With normal usage, your box call will need very little
maintenance however long term periodic
maintenance and up keep such as buffing or lightly sanding the lid
and adjusting the lid screw may become necessary. I do not recommend sanding the
soundboards or sides of the call since only a few strokes of sand
paper can destroy the response and sound of your call in short order and
cannot be undone.
Box call sounds are generated by frictional contact
between the movable lid and the stationary sides or soundboards of the box
call. Over time, the lid and sides of the call will wear smooth and
friction between the two points of contact will diminish changing the sound
of the call or in extreme cases no sound at all. The short term daily
fix is the application of chalk and I personally use
the half spherical shaped blue chalk commonly called carpenter’s chalk. Do
not use chalk that contains oils!
After using your box call you will notice the normal wear
pattern between the lid and the sides of the call and the shape of the wear
pattern will be similar to the letter W or a butterfly
depending on the design of your call. The chalk wear area on the lid is the
only area you will need to chalk if the other area has adequate chalk. How
often you chalk your call is a personal matter but chalk when the normal
sound of the call changes or you cannot feel the lid “grab” the sides of the
call. This will really show up when you are doing calls sounds like purring
as a purr requires continuous frictional contact.
Some chalk with the grain of the lid going lengthwise
and others chalk perpendicular to the lid. Try each direction to see which
applies the most chalk to your lid.
When the application of chalk does not produce the
desired effect and it is obvious there is a smooth wear pattern due to
compression and wear of the wood on the lid,
rotate the lid away from the box and turn the call upside down and sand a
half dozen gentle strokes lengthwise using either Scotch-Brite pad or 150 grit
sandpaper and this should give you enough friction lines for the call to properly
work. Note: I have used some box calls for many years and they
have not required sanding the lid!
Most call users will “tinker” with their box call
moving the adjustment screw in or out. “If it ain’t broke, don’t fix
it”. Moving the screw in or out will change the contact angle between
the lid and the sides of the call changing the pitch and frequency response
of the call.
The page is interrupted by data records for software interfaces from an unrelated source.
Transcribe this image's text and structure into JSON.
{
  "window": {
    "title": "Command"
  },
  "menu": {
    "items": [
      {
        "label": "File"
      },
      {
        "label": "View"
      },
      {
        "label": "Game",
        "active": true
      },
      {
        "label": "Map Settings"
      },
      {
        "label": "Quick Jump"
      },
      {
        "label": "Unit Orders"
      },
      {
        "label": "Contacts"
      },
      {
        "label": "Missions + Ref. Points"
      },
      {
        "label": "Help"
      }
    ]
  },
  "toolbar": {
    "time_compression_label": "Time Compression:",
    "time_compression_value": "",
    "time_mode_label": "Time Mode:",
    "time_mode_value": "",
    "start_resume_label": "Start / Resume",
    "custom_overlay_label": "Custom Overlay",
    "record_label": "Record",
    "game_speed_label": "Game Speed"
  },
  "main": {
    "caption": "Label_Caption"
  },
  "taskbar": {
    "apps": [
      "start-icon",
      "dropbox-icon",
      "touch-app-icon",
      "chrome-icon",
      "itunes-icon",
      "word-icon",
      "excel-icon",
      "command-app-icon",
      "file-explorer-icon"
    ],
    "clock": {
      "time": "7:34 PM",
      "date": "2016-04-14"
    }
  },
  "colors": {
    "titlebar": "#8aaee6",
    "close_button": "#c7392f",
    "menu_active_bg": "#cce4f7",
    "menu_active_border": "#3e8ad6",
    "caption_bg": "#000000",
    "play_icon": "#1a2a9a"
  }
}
Each call that I hand tune has the screw adjusted where the
lid is at a very slight angle downhill toward the handle end of the lid and
sometimes it will be more or less level depending on the desired sound and
playability of the call. Box call bodies from very soft wood such as
Butternut, the adjustment screw will become loose over time if one continues
to “mess” with the screw which will require gluing a small piece of filler
wood back into the screw hole and in extreme cases, drilling the hole
oversize and installing a wooden dowel and then drilling a new countersink
hole. Remember, “If it ain’t broke, don’t fix it.”
On this Mahogany “Dual Hens” call, you
can see the slight angle whereas there is a little more gap between the lid
and the call body at the screw end of the call than at the handle end of the
call. This angle will vary a little from call to call in order to have the
lid contact the soundboard or side of the lip at the “sweet spot”
or slightly forward of the center of the call toward the handle end.
It should be noted that the longer stroke you take when
operating the call will cause the lid to make contact with the area much
closer to the screw end of the call which will give a different somewhat
higher pitched sound. My calls are designed to use a much shorter stroke
for optimum sound resonance and requires less movement which is a plus. If
you desire to make a Kee Kee call with a much higher pitch sound, then use
the soundboard further toward the screw end of the call without the sound
rolling or breaking over into a yelp and then finish the Kee Kee sound off
with a completed yelp sound!
I will discuss ways to make different sounds in another
section of the website. Below pix of the normal operating lid angle
position of my box calls. This shallow stroke angle helps the
resonance of the call.
Some hunters operate their lid at an acute angle as
much as forty-five (45) degrees but it is not necessary with my Dual Hens
My calls are not waterproof treated, therefore
take appropriate action to protect call when used in wet and inclement
weather. I carry my personal box calls in a large zip lock style clear
Good Calling and Good Hunting!